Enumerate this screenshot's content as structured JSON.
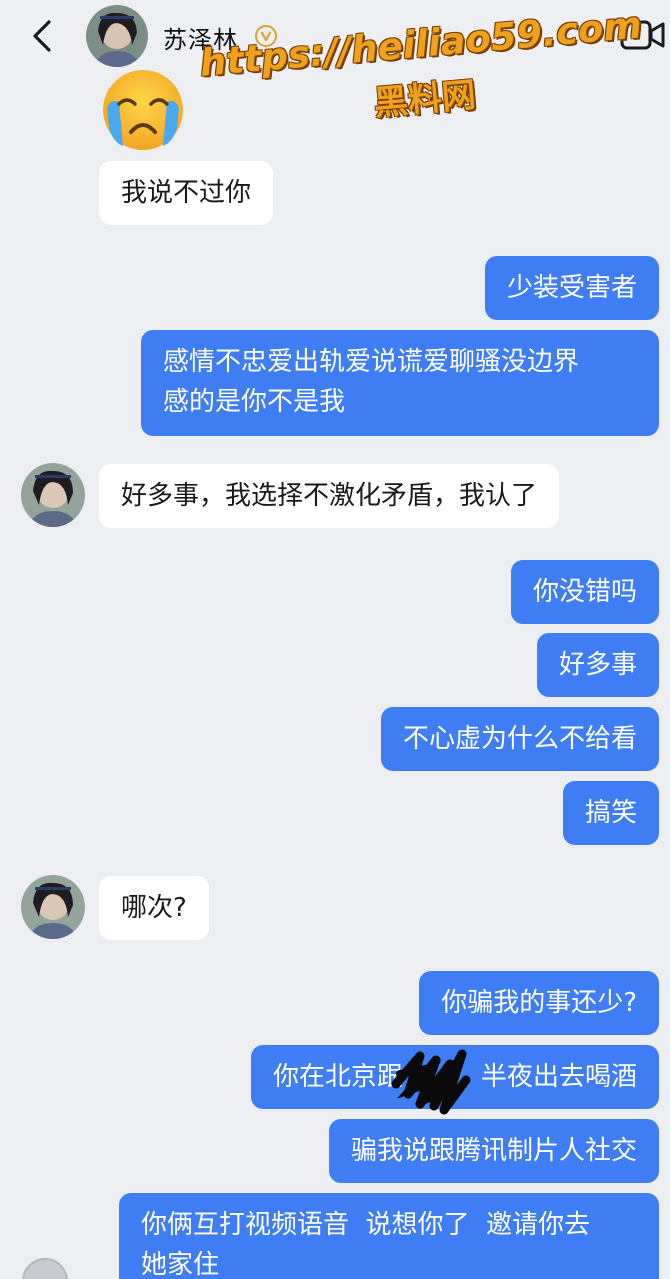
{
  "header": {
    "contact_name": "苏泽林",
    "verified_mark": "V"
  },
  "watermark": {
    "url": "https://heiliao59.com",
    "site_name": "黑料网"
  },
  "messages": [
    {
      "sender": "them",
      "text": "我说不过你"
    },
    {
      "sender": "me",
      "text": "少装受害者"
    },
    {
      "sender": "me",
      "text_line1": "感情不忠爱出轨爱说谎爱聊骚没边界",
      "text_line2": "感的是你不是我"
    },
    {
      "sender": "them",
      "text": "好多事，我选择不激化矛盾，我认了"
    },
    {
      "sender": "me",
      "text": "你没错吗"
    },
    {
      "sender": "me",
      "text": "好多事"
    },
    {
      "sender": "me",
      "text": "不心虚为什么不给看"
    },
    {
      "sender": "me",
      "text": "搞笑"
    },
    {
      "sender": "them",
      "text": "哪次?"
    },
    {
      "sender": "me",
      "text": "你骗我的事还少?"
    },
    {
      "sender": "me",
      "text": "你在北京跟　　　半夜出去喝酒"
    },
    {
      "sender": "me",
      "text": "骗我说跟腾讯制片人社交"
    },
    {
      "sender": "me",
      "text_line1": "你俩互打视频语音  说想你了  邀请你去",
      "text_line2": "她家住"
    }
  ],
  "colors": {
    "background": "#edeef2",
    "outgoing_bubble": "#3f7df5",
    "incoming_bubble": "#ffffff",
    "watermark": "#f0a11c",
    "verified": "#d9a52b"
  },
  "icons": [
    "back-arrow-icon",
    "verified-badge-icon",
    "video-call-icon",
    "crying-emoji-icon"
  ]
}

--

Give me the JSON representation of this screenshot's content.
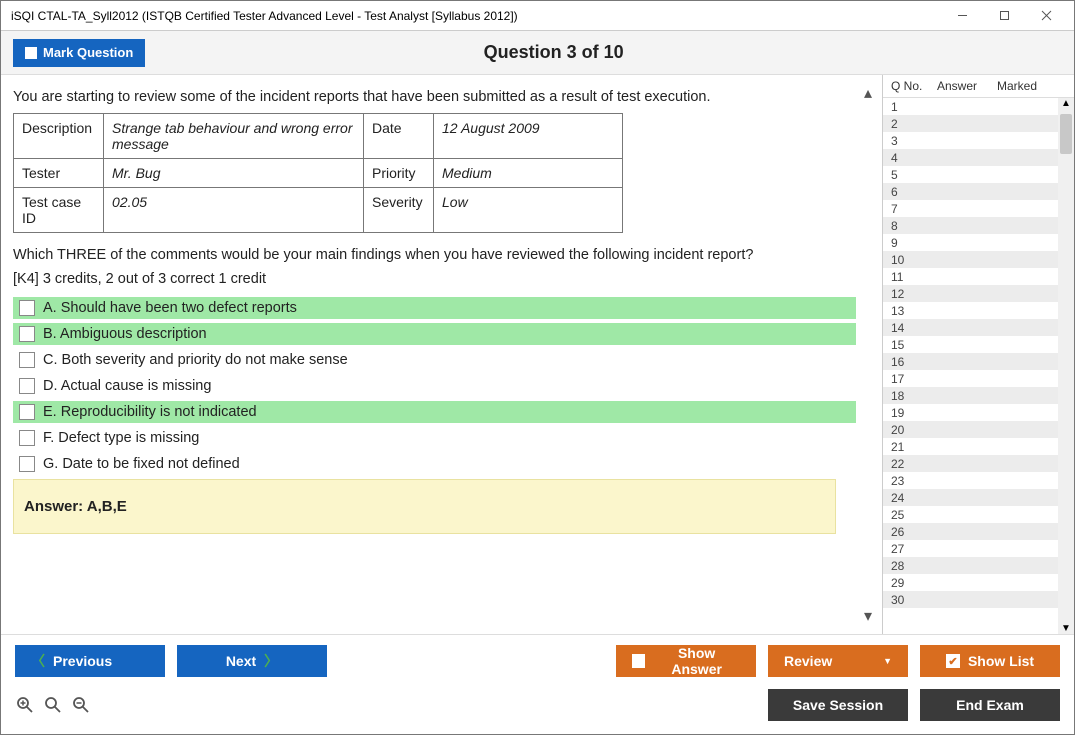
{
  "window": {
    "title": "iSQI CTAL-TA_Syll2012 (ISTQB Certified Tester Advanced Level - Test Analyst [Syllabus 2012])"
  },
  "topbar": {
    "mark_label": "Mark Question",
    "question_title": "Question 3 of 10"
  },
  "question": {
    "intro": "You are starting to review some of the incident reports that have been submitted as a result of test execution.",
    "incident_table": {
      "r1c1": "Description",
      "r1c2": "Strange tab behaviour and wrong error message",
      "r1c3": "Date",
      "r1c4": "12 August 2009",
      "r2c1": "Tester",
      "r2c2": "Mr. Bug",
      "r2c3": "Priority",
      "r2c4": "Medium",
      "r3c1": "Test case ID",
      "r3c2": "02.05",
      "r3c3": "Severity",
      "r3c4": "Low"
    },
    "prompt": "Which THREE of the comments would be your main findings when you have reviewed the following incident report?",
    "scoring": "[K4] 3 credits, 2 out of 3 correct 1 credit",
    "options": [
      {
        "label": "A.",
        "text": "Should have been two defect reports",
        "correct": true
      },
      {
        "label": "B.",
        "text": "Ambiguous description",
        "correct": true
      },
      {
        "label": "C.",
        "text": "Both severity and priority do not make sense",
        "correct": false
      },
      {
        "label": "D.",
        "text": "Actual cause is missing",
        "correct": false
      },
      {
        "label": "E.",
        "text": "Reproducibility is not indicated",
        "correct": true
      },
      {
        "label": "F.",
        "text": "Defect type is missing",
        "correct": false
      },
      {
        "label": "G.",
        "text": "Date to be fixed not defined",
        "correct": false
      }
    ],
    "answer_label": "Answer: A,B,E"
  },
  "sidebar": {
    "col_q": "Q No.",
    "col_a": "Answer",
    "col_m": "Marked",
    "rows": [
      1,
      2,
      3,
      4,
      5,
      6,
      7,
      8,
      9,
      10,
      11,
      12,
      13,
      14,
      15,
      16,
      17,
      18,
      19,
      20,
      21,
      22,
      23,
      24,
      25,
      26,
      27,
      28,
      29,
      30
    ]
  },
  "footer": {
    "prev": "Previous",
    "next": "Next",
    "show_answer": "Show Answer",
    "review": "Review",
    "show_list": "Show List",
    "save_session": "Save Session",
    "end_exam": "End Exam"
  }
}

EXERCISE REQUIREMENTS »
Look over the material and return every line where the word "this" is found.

SOLUTION TO THE PROBLEM »
Enumerate this screenshot's content as structured JSON.
Give me the JSON representation of this screenshot's content.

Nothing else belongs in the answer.